I’ve proclaimed my appreciation (okay, love) for Frank Ocean before on this site, but this weekend I watched the official Youtube footage of his Cochella performance, and this song hit me way harder than I expected it to. I downloaded this track when it surfaced at the end of last year, but until I saw him perform it live I never fully appreciated its genius. “Thinking About You” is a return to late ’80s and ’90s pop conventions, reviving a style that has attracted significant publicity in the past few months with the death of Whitney Houston, who basically perfected the art of the pop ballad. This art has largely been lost over the past decade, as hip-hop and pop have gradually been stirred together, creating Flo Rida and Ke$ha. While this song certainly contains elements of hip-hop (insert obligatory OFWGKTA reference here), Ocean’s lyrics and performance maintain a feeling of gravitas absent from most of today’s shallow pop and R&B.

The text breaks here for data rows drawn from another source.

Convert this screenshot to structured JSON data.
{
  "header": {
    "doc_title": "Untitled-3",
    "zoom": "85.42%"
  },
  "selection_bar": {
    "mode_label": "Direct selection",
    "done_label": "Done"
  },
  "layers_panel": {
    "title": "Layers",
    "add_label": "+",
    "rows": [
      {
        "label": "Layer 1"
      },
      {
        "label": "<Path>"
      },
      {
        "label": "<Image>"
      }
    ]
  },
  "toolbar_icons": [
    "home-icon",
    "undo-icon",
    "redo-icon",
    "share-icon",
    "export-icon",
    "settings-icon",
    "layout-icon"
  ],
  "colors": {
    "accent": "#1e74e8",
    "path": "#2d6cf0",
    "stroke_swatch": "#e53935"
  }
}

With Frank working as a songwriter for other artists as well as his own projects, this version is actually a demo that he recorded to show the eventual recipient of this song, Bridget Kelly, the nuances of the vocal melody. Being a demo, Ocean’s vocal track was never intended to be heard by the public, which would have been a shame because its amazing. I have no qualms with the audio quality, and his dejected, sometimes lethargic delivery has so much more emotion and sentiment than the comparatively sterile and processed-sounding final version. Even though the gut-wrenching chorus seems obviously intended for a female vocalist, Ocean’s falsetto somehow fits perfectly, straining just enough to give it an extra punch of believable emotion but not so much that it sounds unpleasant. He also cruises the deadpan parts of the verses at just the right speed and level of enthusiasm. That being said, I’d love to hear Mariah Carey cover this, she would absolutely tear it apart. The song’s lyrics hover right on the edge of universal appeal and specificity, describing situations that easily could have happened to Frank personally while staying relatable for all listeners who have ever tried to balance short and long-term happiness. In almost every way, this song is vintage pop gold. Give it a listen, and if you’re curious check out Bridget Kelly’s final version here.
I’ve been thinking about you, do you think about me still?
Or do you not think so far ahead, ’cause I been thinking about forever